It is highly unlikely that the results of this poll or even the opinions of Jerusalem Arabs in general will have any impact on the form and content of negotiations between Israel and the Palestinian Authority. Indeed, the Palestinian Authority, the leaders of other Palestinian nationalist movements like Hamas, Islamic Jihad, and PFLP, the Arab states, and the international community at large have already cast their lots as to what are the “legitimate demands” of the Palestinians.

Mumia Abu-Jamal Granted New Sentencing Hearing

Mumia Abu-Jamal, sentenced to death in 1982 for the murder of a police officer, was granted a new sentencing hearing by a US appeals court last month, although his original guilty verdict was upheld.

The court in Pennsylvania ruled that Abu-Jamal, a former Black Panther who has languished on death row for nearly 30 years, must have a new sentencing hearing within the next six months.

The same court that issued last month’s ruling suspended Abu-Jamal’s death penalty sentence in 2008, leading to three years of court challenges that including an intervention by the US Supreme Court.

The Pennsylvania appeals court set aside Abu-Jamal’s death sentence over procedural irregularities during his trial, finding that the jury mistakenly had been led to believe that it could not consider mitigating factors against a death sentence.
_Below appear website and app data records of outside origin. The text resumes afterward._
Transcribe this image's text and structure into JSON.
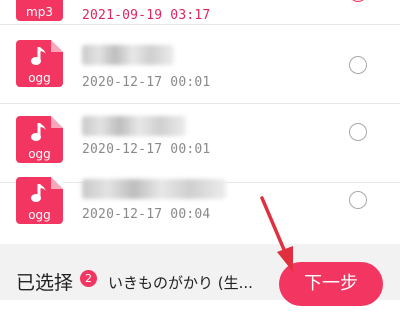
{
  "files": [
    {
      "ext": "mp3",
      "date": "2021-09-19 03:17",
      "date_active": true
    },
    {
      "ext": "ogg",
      "date": "2020-12-17 00:01",
      "date_active": false
    },
    {
      "ext": "ogg",
      "date": "2020-12-17 00:01",
      "date_active": false
    },
    {
      "ext": "ogg",
      "date": "2020-12-17 00:04",
      "date_active": false
    }
  ],
  "bottom_bar": {
    "selected_label": "已选择",
    "selected_count": "2",
    "selected_song": "いきものがかり (生...",
    "next_label": "下一步"
  },
  "colors": {
    "accent": "#f23561",
    "annotation_arrow": "#e03040"
  }
}
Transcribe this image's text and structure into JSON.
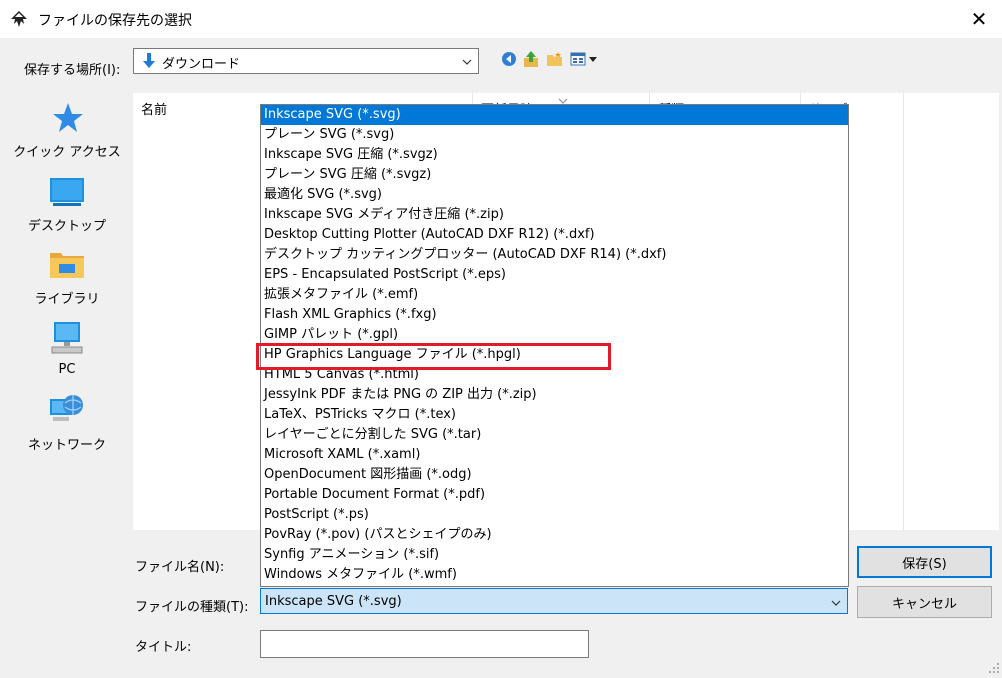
{
  "window": {
    "title": "ファイルの保存先の選択",
    "app_icon": "inkscape-icon",
    "close_glyph": "✕"
  },
  "save_in": {
    "label": "保存する場所(I):",
    "value": "ダウンロード",
    "icon": "download-arrow-icon"
  },
  "nav_icons": [
    "back-icon",
    "up-folder-icon",
    "new-folder-icon",
    "view-menu-icon"
  ],
  "places": [
    {
      "label": "クイック アクセス",
      "icon": "quick-access-star-icon"
    },
    {
      "label": "デスクトップ",
      "icon": "desktop-icon"
    },
    {
      "label": "ライブラリ",
      "icon": "library-icon"
    },
    {
      "label": "PC",
      "icon": "pc-icon"
    },
    {
      "label": "ネットワーク",
      "icon": "network-icon"
    }
  ],
  "columns": {
    "name": "名前",
    "date": "更新日時",
    "type": "種類",
    "size": "サイズ"
  },
  "filename": {
    "label": "ファイル名(N):"
  },
  "filetype": {
    "label": "ファイルの種類(T):",
    "value": "Inkscape SVG (*.svg)",
    "options": [
      "Inkscape SVG (*.svg)",
      "プレーン SVG (*.svg)",
      "Inkscape SVG 圧縮 (*.svgz)",
      "プレーン SVG 圧縮 (*.svgz)",
      "最適化 SVG (*.svg)",
      "Inkscape SVG メディア付き圧縮 (*.zip)",
      "Desktop Cutting Plotter (AutoCAD DXF R12) (*.dxf)",
      "デスクトップ カッティングプロッター (AutoCAD DXF R14) (*.dxf)",
      "EPS - Encapsulated PostScript (*.eps)",
      "拡張メタファイル (*.emf)",
      "Flash XML Graphics (*.fxg)",
      "GIMP パレット (*.gpl)",
      "HP Graphics Language ファイル (*.hpgl)",
      "HTML 5 Canvas (*.html)",
      "JessyInk PDF または PNG の ZIP 出力 (*.zip)",
      "LaTeX、PSTricks マクロ (*.tex)",
      "レイヤーごとに分割した SVG (*.tar)",
      "Microsoft XAML (*.xaml)",
      "OpenDocument 図形描画 (*.odg)",
      "Portable Document Format (*.pdf)",
      "PostScript (*.ps)",
      "PovRay (*.pov) (パスとシェイプのみ)",
      "Synfig アニメーション (*.sif)",
      "Windows メタファイル (*.wmf)"
    ],
    "selected_index": 0,
    "highlighted_index": 12
  },
  "title_field": {
    "label": "タイトル:"
  },
  "buttons": {
    "save": "保存(S)",
    "cancel": "キャンセル"
  },
  "colors": {
    "accent": "#0078d7",
    "highlight_box": "#e21b2b",
    "combo_selected_bg": "#cce4f7"
  }
}
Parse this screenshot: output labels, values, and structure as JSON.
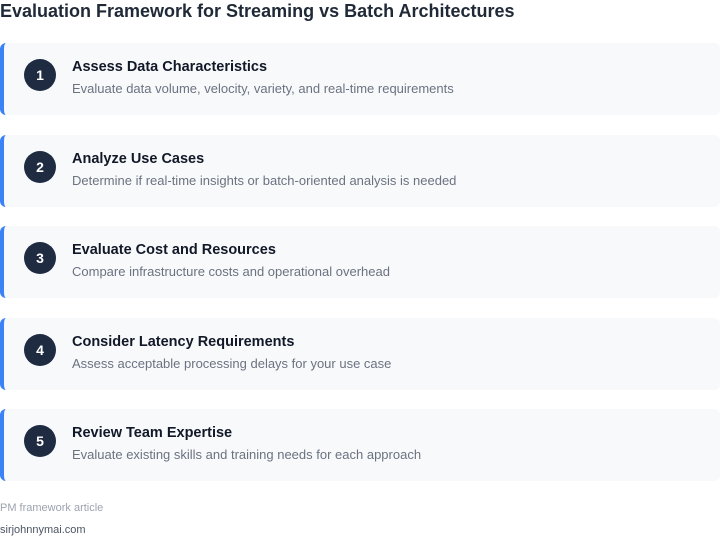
{
  "title": "Evaluation Framework for Streaming vs Batch Architectures",
  "accent_color": "#3b82f6",
  "badge_color": "#1f2b40",
  "steps": [
    {
      "number": "1",
      "title": "Assess Data Characteristics",
      "description": "Evaluate data volume, velocity, variety, and real-time requirements"
    },
    {
      "number": "2",
      "title": "Analyze Use Cases",
      "description": "Determine if real-time insights or batch-oriented analysis is needed"
    },
    {
      "number": "3",
      "title": "Evaluate Cost and Resources",
      "description": "Compare infrastructure costs and operational overhead"
    },
    {
      "number": "4",
      "title": "Consider Latency Requirements",
      "description": "Assess acceptable processing delays for your use case"
    },
    {
      "number": "5",
      "title": "Review Team Expertise",
      "description": "Evaluate existing skills and training needs for each approach"
    }
  ],
  "footer": {
    "note": "PM framework article",
    "site": "sirjohnnymai.com"
  }
}
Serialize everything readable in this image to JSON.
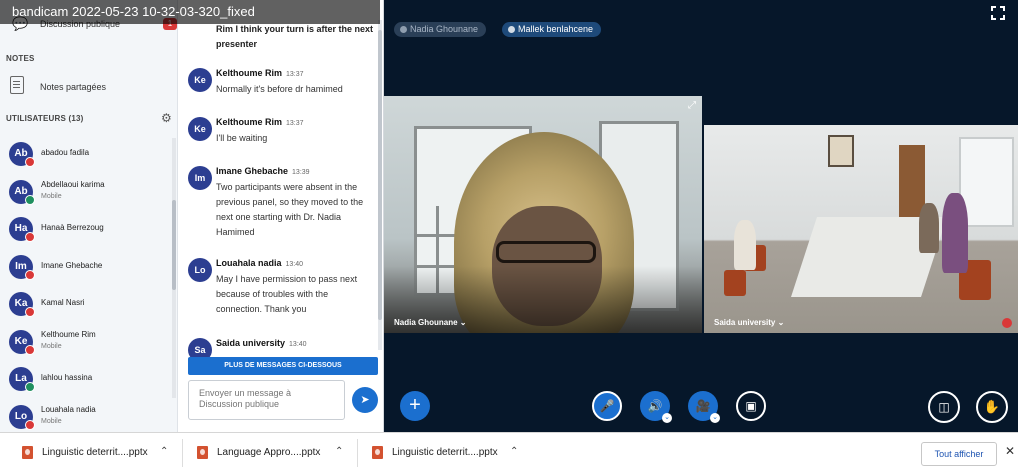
{
  "recorder_title": "bandicam 2022-05-23 10-32-03-320_fixed",
  "sidebar": {
    "public_chat_label": "Discussion publique",
    "public_chat_badge": "1",
    "notes_heading": "NOTES",
    "shared_notes_label": "Notes partagées",
    "users_heading": "UTILISATEURS (13)",
    "users": [
      {
        "initials": "Ab",
        "name": "abadou fadila",
        "sub": "",
        "mobile": false
      },
      {
        "initials": "Ab",
        "name": "Abdellaoui karima",
        "sub": "Mobile",
        "mobile": true
      },
      {
        "initials": "Ha",
        "name": "Hanaà Berrezoug",
        "sub": "",
        "mobile": false
      },
      {
        "initials": "Im",
        "name": "Imane Ghebache",
        "sub": "",
        "mobile": false
      },
      {
        "initials": "Ka",
        "name": "Kamal Nasri",
        "sub": "",
        "mobile": false
      },
      {
        "initials": "Ke",
        "name": "Kelthoume Rim",
        "sub": "Mobile",
        "mobile": false
      },
      {
        "initials": "La",
        "name": "lahlou hassina",
        "sub": "",
        "mobile": true
      },
      {
        "initials": "Lo",
        "name": "Louahala nadia",
        "sub": "Mobile",
        "mobile": false
      }
    ]
  },
  "chat": {
    "top_text": "Rim I think your turn is after the next presenter",
    "messages": [
      {
        "initials": "Ke",
        "name": "Kelthoume Rim",
        "time": "13:37",
        "text": "Normally it's before dr hamimed"
      },
      {
        "initials": "Ke",
        "name": "Kelthoume Rim",
        "time": "13:37",
        "text": "I'll be waiting"
      },
      {
        "initials": "Im",
        "name": "Imane Ghebache",
        "time": "13:39",
        "text": "Two participants were absent in the previous panel, so they moved to the next one starting with Dr. Nadia Hamimed"
      },
      {
        "initials": "Lo",
        "name": "Louahala nadia",
        "time": "13:40",
        "text": "May I have permission to pass next because of troubles with the connection. Thank you"
      },
      {
        "initials": "Sa",
        "name": "Saida university",
        "time": "13:40",
        "text": ""
      }
    ],
    "more_messages_label": "PLUS DE MESSAGES CI-DESSOUS",
    "input_placeholder": "Envoyer un message à Discussion publique"
  },
  "main": {
    "talkers": [
      "Nadia Ghounane",
      "Mallek benlahcene"
    ],
    "videos": [
      {
        "name": "Nadia Ghounane"
      },
      {
        "name": "Saida university"
      }
    ]
  },
  "downloads": {
    "files": [
      "Linguistic deterrit....pptx",
      "Language Appro....pptx",
      "Linguistic deterrit....pptx"
    ],
    "show_all_label": "Tout afficher"
  },
  "colors": {
    "accent": "#1b6fcf",
    "avatar": "#2c3e91",
    "status_red": "#d93838",
    "status_green": "#1f8f5f",
    "main_bg": "#06172a"
  }
}
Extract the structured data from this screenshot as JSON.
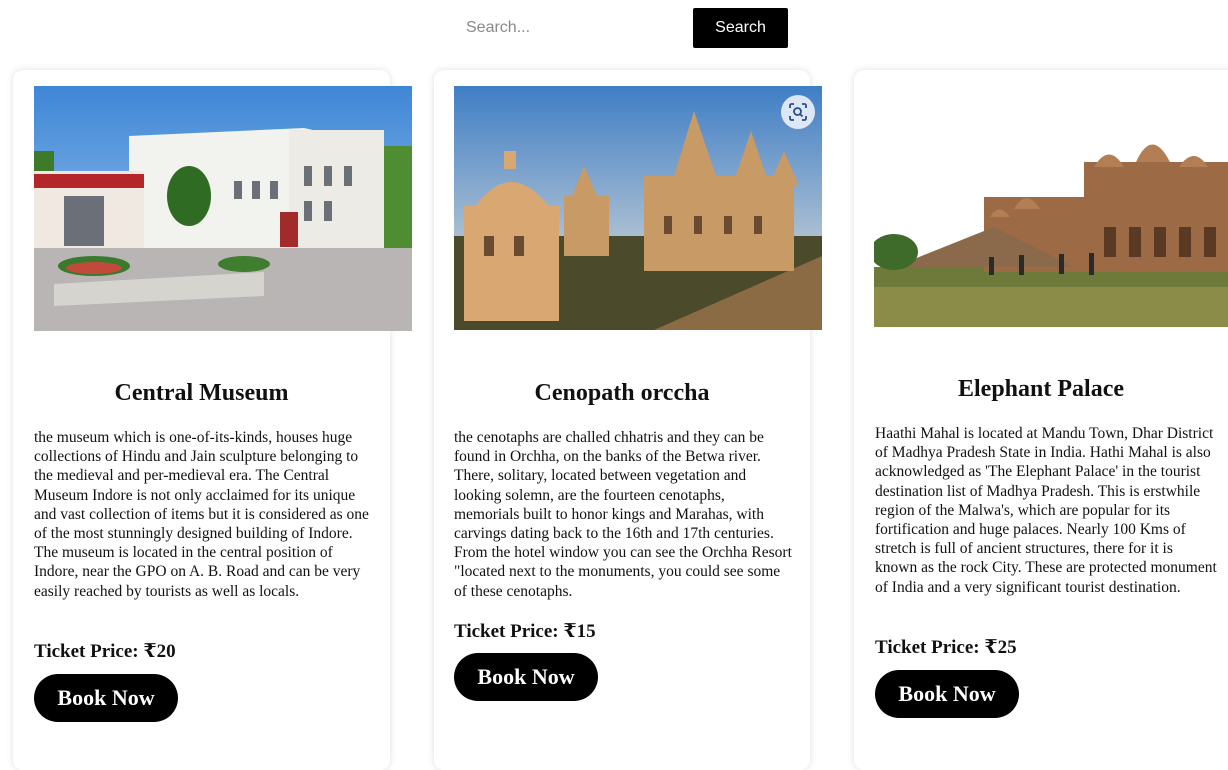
{
  "search": {
    "placeholder": "Search...",
    "button_label": "Search"
  },
  "cards": [
    {
      "title": "Central Museum",
      "description": "the museum which is one-of-its-kinds, houses huge collections of Hindu and Jain sculpture belonging to the medieval and per-medieval era. The Central Museum Indore is not only acclaimed for its unique and vast collection of items but it is considered as one of the most stunningly designed building of Indore. The museum is located in the central position of Indore, near the GPO on A. B. Road and can be very easily reached by tourists as well as locals.",
      "price": "Ticket Price: ₹20",
      "button_label": "Book Now"
    },
    {
      "title": "Cenopath orccha",
      "description": "the cenotaphs are challed chhatris and they can be found in Orchha, on the banks of the Betwa river. There, solitary, located between vegetation and looking solemn, are the fourteen cenotaphs, memorials built to honor kings and Marahas, with carvings dating back to the 16th and 17th centuries. From the hotel window you can see the Orchha Resort \"located next to the monuments, you could see some of these cenotaphs.",
      "price": "Ticket Price: ₹15",
      "button_label": "Book Now"
    },
    {
      "title": "Elephant Palace",
      "description": "Haathi Mahal is located at Mandu Town, Dhar District of Madhya Pradesh State in India. Hathi Mahal is also acknowledged as 'The Elephant Palace' in the tourist destination list of Madhya Pradesh. This is erstwhile region of the Malwa's, which are popular for its fortification and huge palaces. Nearly 100 Kms of stretch is full of ancient structures, there for it is known as the rock City. These are protected monument of India and a very significant tourist destination.",
      "price": "Ticket Price: ₹25",
      "button_label": "Book Now"
    }
  ],
  "icons": {
    "lens": "lens-search-icon"
  },
  "colors": {
    "button_bg": "#000000",
    "button_text": "#ffffff",
    "card_bg": "#ffffff"
  }
}
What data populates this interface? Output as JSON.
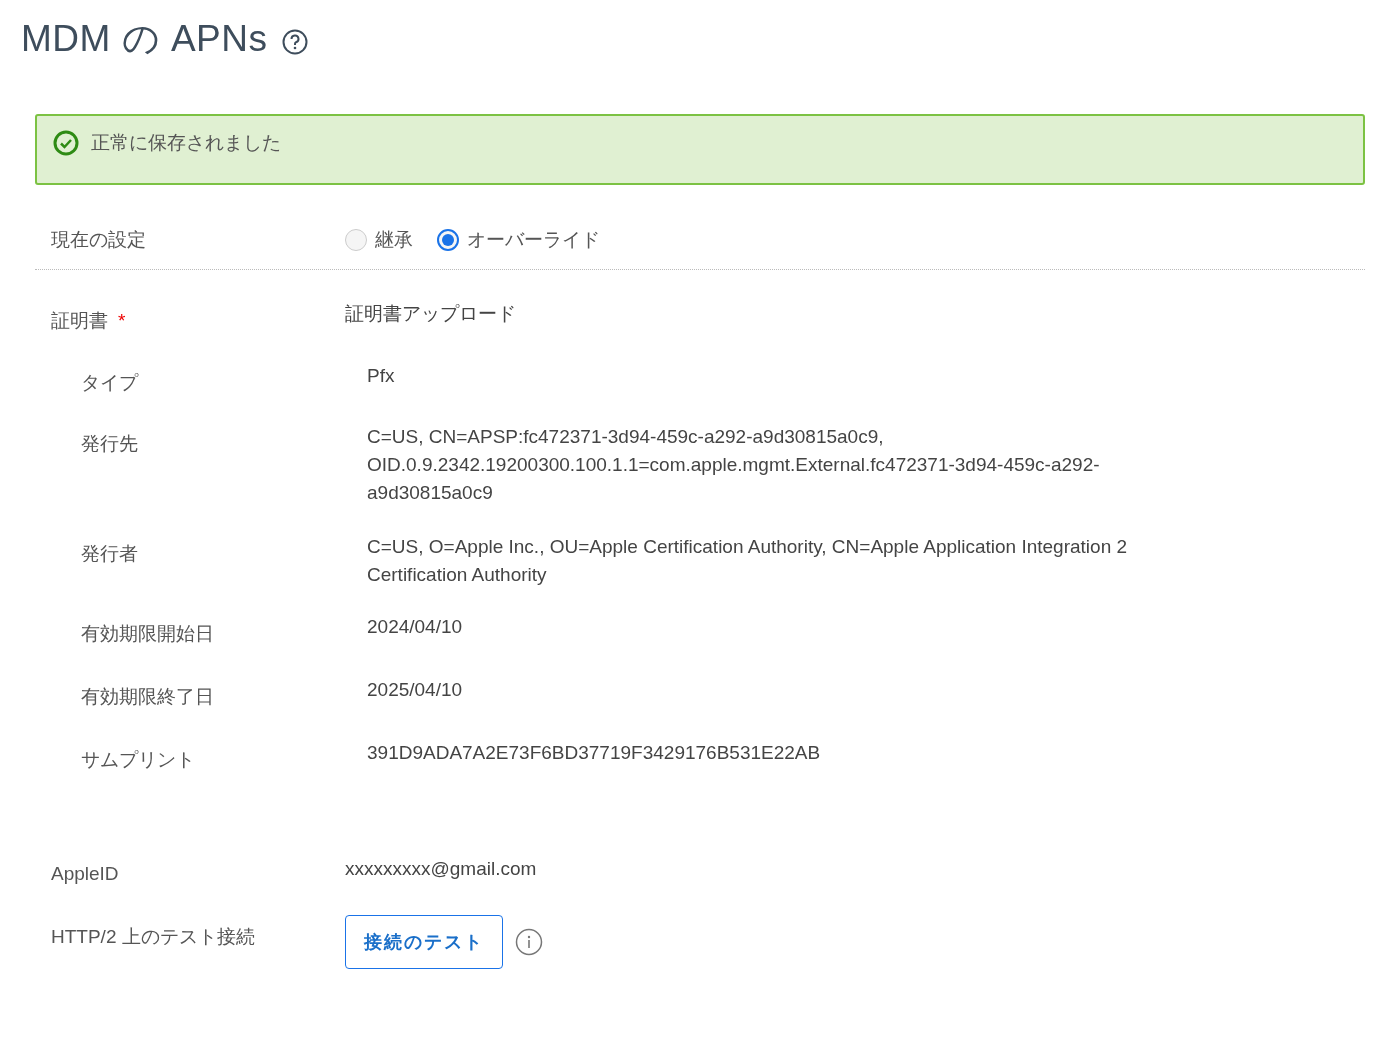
{
  "title": "MDM の APNs",
  "alert": {
    "kind": "success",
    "message": "正常に保存されました"
  },
  "current_setting": {
    "label": "現在の設定",
    "options": [
      {
        "label": "継承",
        "selected": false
      },
      {
        "label": "オーバーライド",
        "selected": true
      }
    ]
  },
  "certificate": {
    "label": "証明書",
    "required": true,
    "required_mark": "*",
    "value": "証明書アップロード",
    "fields": [
      {
        "label": "タイプ",
        "lines": [
          "Pfx"
        ]
      },
      {
        "label": "発行先",
        "lines": [
          "C=US, CN=APSP:fc472371-3d94-459c-a292-a9d30815a0c9,",
          "OID.0.9.2342.19200300.100.1.1=com.apple.mgmt.External.fc472371-3d94-459c-a292-",
          "a9d30815a0c9"
        ]
      },
      {
        "label": "発行者",
        "lines": [
          "C=US, O=Apple Inc., OU=Apple Certification Authority, CN=Apple Application Integration 2",
          "Certification Authority"
        ]
      },
      {
        "label": "有効期限開始日",
        "lines": [
          "2024/04/10"
        ]
      },
      {
        "label": "有効期限終了日",
        "lines": [
          "2025/04/10"
        ]
      },
      {
        "label": "サムプリント",
        "lines": [
          "391D9ADA7A2E73F6BD37719F3429176B531E22AB"
        ]
      }
    ]
  },
  "apple_id": {
    "label": "AppleID",
    "value": "xxxxxxxxx@gmail.com"
  },
  "test_connection": {
    "label": "HTTP/2 上のテスト接続",
    "button": "接続のテスト"
  }
}
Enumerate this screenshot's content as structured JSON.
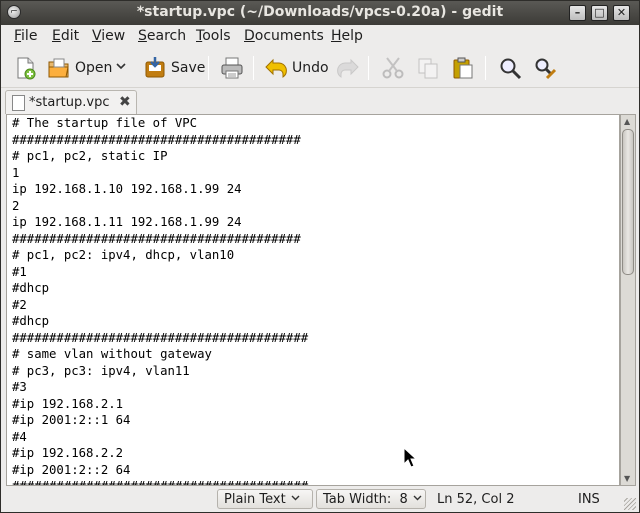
{
  "window": {
    "title": "*startup.vpc (~/Downloads/vpcs-0.20a) - gedit",
    "minimize_glyph": "–",
    "maximize_glyph": "□",
    "close_glyph": "✕"
  },
  "menu": {
    "file": {
      "u": "F",
      "rest": "ile"
    },
    "edit": {
      "u": "E",
      "rest": "dit"
    },
    "view": {
      "u": "V",
      "rest": "iew"
    },
    "search": {
      "u": "S",
      "rest": "earch"
    },
    "tools": {
      "u": "T",
      "rest": "ools"
    },
    "documents": {
      "u": "D",
      "rest": "ocuments"
    },
    "help": {
      "u": "H",
      "rest": "elp"
    }
  },
  "toolbar": {
    "open_label": "Open",
    "save_label": "Save",
    "undo_label": "Undo",
    "icons": [
      "new-document-icon",
      "open-folder-icon",
      "dropdown-icon",
      "save-icon",
      "print-icon",
      "undo-icon",
      "redo-icon",
      "cut-icon",
      "copy-icon",
      "paste-icon",
      "search-icon",
      "replace-icon"
    ]
  },
  "tab": {
    "label": "*startup.vpc",
    "close_glyph": "✖"
  },
  "editor": {
    "text": "# The startup file of VPC\n#######################################\n# pc1, pc2, static IP\n1\nip 192.168.1.10 192.168.1.99 24\n2\nip 192.168.1.11 192.168.1.99 24\n#######################################\n# pc1, pc2: ipv4, dhcp, vlan10\n#1\n#dhcp\n#2\n#dhcp\n########################################\n# same vlan without gateway\n# pc3, pc3: ipv4, vlan11\n#3\n#ip 192.168.2.1\n#ip 2001:2::1 64\n#4\n#ip 192.168.2.2\n#ip 2001:2::2 64\n########################################"
  },
  "statusbar": {
    "language": "Plain Text",
    "tab_width": "Tab Width:  8",
    "position": "Ln 52, Col 2",
    "mode": "INS"
  },
  "colors": {
    "titlebar": "#3c3b37",
    "window_bg": "#edeceb",
    "editor_bg": "#ffffff"
  }
}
Shortly after 3:55 a.m. on December 9, 1981, Officer Danny Faulkner, a five year veteran of the Philadelphia Police Department, made a traffic stop at Locust Street near Twelfth Street. The car stopped by Officer Faulkner was being driven by William Cook who had been driving the wrong way on a one-way street. Falkner pulled behind Cook’s car, radioed for police backup, approached Cook’s vehicle, and ordered the driver to get out of his car.

While Faulkner handcuffed Cook, Wesley Cook (now known as Mumia Abu-Jamal), who was behind the wheel of a taxi parked across the street, suddenly got out of his vehicle ran toward Faulkner and shot him in the back.

Danny turned and drew his own gun and was able to fire one shot that struck Abu-Jamal in the chest, wounding but not killing him. The wounded officer then fell to the pavement. Mumia Abu-Jamal stood over the downed officer and shot him four more times at close range, once directly in the face..

Mumia Abu-Jamal was found still at the scene of the shooting by officers who arrived within seconds. The murderer was slumped against the curb in front of his brother’s car. In his possession was a .38 caliber revolver that records showed Mumia had legally purchased months earlier. The chamber of the gun had five spent cartridges. A cab driver, as well as other pedestrians, had witnessed the brutal slaying and identified Mumia Abu-Jamal as the killer both at the scene and during his trial.

The body of evidence placing Mumia Abu-Jamal at the scene of Faulkner’s killing was overwhelming. In addition to three eyewitnesses who testified that Abu Jamal was the killer, his brother William Cook has never testified that Abu Jamal was innocent and Abu-Jamal himself never once claimed his innocence at his own trial.

Two policemen and one hospital security guard testified to the court that while Abu Jamal was being brought into the hospital following the altercation with Faulkner, he shouted repeatedly, “I shot the mother f—er, and I hope the mother f—er dies.” The bullet that the doctors removed from Abu-Jamal’s chest came from Officer Faulkner’s gun. The bullet in Faulkner’s brain came from Abu-Jamal’s gun.

On July 2, 1982, after being tried before a jury of ten whites and two blacks, Mumia Abu-Jamal was convicted of murdering Officer Danny Faulkner. The next day, the jury sentenced him to death after deliberating for two hours. The Supreme Court of Pennsylvania heard the defendant’s appeals and upheld the conviction on March 6, 1989.

Abu-Jamal and his supporters claim that the guilty verdict against him was predetermined because he was an African-American and a member of the radical leftist Black Panthers movement.

He is presently incarcerated in the maximum-security State Correctional Institution Greene, near Waynesburg, Pennsylvania.